THE PROBLEM ▸ Report every line of the records below that contains the word "header".

*** Opening of PROVIDED DATA ***

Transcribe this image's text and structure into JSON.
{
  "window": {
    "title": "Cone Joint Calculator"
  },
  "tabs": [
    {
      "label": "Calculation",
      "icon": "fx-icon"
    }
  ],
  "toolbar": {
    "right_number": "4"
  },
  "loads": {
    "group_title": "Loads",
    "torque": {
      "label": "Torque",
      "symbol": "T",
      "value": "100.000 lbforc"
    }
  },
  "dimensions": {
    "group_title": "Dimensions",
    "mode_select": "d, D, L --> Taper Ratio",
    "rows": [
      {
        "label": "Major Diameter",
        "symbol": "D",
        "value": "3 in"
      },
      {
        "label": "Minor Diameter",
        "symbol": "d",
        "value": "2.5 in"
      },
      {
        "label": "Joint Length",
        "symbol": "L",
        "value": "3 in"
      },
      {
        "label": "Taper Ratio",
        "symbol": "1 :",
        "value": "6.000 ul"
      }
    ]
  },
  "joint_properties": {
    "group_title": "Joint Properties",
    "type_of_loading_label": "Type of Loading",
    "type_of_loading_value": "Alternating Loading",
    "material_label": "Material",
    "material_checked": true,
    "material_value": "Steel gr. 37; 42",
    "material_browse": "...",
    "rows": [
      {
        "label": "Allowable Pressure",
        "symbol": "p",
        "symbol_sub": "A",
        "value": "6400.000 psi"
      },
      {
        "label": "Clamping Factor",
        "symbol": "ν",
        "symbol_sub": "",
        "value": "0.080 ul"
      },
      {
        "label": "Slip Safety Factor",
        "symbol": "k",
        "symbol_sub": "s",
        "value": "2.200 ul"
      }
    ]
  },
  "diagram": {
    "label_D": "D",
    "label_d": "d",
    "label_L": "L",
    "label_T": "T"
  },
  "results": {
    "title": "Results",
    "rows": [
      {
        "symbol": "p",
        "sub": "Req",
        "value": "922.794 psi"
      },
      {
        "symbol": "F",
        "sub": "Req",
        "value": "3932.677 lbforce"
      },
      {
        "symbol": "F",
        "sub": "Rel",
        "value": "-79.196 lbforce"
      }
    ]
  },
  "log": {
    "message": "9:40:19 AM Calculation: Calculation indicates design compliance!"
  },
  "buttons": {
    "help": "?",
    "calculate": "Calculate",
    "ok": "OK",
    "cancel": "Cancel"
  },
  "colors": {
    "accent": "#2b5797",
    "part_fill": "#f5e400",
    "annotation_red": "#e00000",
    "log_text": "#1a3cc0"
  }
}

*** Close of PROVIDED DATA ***
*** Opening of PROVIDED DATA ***

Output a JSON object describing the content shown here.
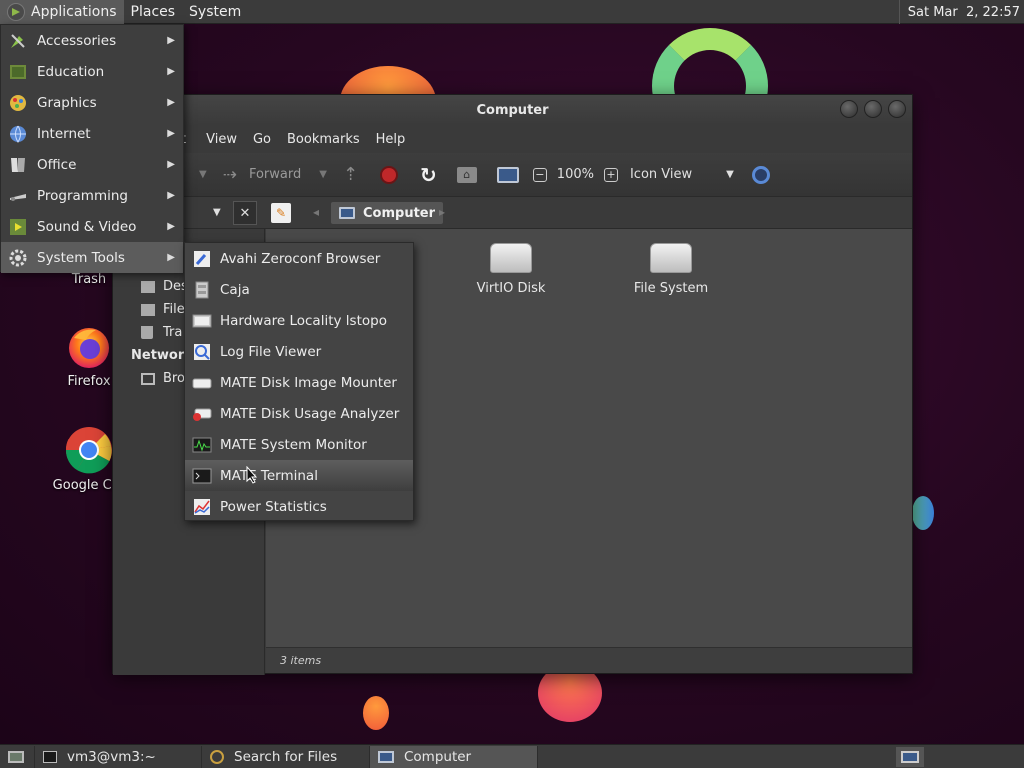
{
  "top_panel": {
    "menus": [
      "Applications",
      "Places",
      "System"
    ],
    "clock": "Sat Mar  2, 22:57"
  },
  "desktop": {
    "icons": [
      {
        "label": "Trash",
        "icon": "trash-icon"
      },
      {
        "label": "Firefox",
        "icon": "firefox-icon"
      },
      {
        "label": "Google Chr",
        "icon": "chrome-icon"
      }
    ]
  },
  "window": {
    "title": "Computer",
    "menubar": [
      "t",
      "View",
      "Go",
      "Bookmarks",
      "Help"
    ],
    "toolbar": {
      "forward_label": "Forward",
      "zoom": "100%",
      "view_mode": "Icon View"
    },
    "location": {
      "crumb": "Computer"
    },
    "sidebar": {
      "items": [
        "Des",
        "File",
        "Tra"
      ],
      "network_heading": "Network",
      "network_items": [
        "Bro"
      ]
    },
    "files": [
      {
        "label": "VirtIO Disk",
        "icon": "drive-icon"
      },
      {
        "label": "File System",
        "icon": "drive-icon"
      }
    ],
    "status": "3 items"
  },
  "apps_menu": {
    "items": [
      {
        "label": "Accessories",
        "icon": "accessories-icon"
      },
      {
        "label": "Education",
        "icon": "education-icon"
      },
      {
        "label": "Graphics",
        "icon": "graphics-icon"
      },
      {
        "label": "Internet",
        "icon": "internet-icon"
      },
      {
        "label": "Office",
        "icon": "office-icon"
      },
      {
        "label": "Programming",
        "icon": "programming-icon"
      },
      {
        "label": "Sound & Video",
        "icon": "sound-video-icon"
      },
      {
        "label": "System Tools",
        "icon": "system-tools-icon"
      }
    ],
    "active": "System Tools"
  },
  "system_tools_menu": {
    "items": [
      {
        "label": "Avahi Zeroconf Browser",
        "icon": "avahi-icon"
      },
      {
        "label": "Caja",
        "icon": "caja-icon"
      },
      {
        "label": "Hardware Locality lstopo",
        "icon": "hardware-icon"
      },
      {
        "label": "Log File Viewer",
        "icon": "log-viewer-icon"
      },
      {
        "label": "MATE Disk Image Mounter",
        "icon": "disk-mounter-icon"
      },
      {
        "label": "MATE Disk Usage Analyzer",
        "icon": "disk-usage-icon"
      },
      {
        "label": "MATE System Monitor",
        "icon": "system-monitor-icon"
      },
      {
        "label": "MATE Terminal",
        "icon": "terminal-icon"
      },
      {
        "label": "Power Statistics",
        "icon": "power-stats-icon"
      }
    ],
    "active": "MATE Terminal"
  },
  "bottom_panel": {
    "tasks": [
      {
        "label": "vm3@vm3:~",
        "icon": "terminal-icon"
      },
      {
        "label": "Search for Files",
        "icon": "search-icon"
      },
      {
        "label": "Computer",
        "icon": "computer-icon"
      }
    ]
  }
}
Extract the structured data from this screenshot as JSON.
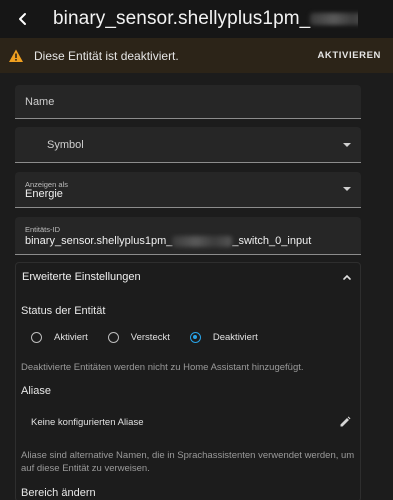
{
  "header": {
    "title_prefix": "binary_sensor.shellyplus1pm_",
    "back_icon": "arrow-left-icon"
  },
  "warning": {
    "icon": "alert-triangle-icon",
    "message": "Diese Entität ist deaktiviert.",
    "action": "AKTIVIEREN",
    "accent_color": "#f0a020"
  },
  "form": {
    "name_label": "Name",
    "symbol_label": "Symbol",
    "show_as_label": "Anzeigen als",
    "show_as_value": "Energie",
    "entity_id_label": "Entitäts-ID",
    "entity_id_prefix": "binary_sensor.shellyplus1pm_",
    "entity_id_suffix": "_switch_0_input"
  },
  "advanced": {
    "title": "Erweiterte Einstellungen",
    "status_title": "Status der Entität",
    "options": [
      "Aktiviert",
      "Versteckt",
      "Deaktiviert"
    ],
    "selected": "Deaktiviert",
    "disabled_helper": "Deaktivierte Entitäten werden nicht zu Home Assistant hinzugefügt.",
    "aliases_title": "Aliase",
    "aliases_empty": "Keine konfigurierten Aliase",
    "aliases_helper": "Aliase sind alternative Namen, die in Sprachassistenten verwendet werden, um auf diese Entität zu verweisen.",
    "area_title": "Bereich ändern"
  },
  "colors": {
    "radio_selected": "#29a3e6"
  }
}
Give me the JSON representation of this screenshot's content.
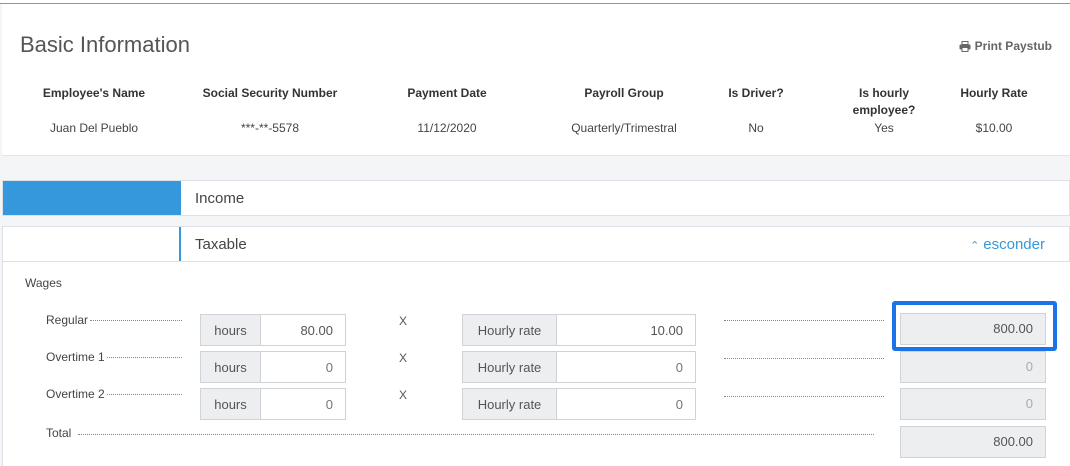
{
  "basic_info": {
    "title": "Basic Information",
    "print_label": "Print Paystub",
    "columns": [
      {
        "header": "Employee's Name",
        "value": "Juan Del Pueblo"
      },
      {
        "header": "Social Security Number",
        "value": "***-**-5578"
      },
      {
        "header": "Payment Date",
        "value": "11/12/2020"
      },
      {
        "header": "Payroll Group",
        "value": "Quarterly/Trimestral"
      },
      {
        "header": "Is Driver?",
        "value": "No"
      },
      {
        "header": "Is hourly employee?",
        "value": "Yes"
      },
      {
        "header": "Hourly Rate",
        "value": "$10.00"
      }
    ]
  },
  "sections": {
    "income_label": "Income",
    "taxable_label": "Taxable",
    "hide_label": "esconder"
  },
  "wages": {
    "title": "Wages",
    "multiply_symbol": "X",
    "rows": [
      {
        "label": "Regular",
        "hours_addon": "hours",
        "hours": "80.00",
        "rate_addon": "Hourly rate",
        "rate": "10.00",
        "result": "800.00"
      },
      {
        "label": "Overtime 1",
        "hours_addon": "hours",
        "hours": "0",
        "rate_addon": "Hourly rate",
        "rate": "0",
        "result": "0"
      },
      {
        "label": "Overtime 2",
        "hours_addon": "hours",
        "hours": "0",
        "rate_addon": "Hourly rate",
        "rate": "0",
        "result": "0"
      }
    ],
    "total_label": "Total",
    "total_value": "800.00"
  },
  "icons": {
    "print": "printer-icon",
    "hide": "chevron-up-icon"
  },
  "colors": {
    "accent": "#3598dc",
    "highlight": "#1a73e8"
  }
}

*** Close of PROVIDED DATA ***
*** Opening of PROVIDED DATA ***

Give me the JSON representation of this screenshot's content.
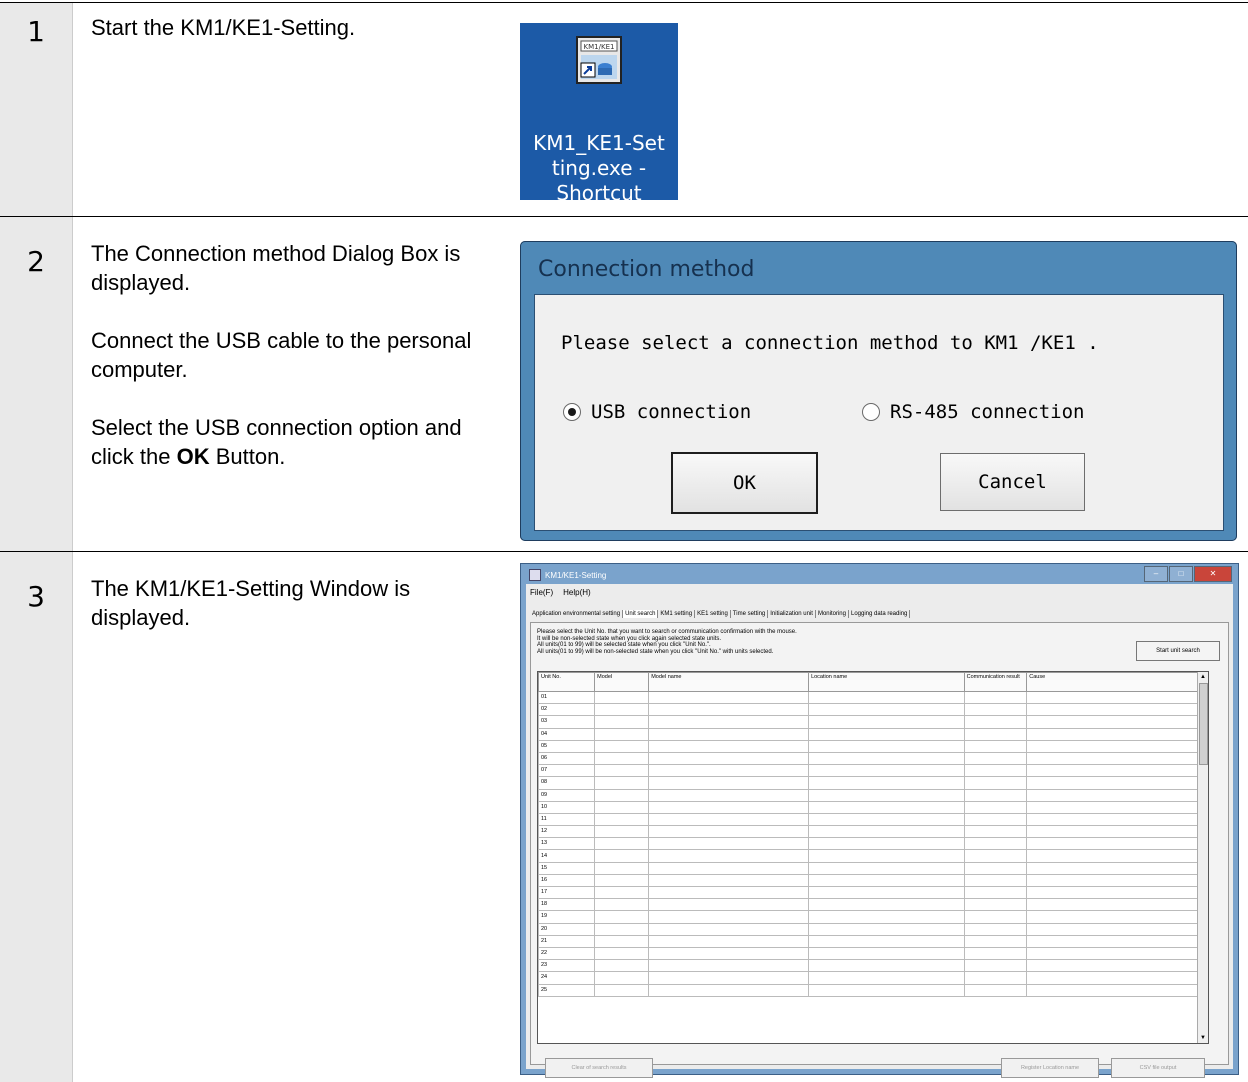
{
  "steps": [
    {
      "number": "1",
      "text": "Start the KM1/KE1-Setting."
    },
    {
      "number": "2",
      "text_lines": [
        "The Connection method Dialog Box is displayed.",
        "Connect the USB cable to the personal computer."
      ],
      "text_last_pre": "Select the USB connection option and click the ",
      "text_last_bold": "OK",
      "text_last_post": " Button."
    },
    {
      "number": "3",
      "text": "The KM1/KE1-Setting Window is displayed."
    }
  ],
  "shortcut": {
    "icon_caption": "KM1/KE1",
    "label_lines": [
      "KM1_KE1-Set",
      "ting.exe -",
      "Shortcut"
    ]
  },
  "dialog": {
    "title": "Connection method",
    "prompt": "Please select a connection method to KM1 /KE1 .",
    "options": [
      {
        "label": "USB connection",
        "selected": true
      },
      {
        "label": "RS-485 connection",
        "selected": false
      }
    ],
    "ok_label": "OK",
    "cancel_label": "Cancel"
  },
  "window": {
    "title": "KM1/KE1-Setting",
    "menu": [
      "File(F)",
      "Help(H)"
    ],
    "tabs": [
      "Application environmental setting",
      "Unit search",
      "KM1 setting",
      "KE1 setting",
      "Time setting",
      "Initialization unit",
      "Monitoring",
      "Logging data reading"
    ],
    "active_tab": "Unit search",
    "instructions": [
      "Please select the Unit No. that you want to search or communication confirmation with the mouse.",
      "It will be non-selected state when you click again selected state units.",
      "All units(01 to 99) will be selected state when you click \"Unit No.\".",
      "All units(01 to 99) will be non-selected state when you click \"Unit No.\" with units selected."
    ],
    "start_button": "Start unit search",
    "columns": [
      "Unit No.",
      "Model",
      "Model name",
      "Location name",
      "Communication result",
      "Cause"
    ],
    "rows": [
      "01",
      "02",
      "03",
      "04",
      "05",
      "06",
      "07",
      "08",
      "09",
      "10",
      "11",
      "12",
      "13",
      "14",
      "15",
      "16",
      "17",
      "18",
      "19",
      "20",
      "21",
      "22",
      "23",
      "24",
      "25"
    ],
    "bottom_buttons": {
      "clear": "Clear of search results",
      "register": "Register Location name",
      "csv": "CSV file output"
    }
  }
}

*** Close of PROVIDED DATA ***

EXERCISE SOLUTION ▸
  "header": {
        "header": "Employee's Name",
        "header": "Social Security Number",
        "header": "Payment Date",
        "header": "Payroll Group",
        "header": "Is Driver?",
        "header": "Is hourly employee?",
        "header": "Hourly Rate",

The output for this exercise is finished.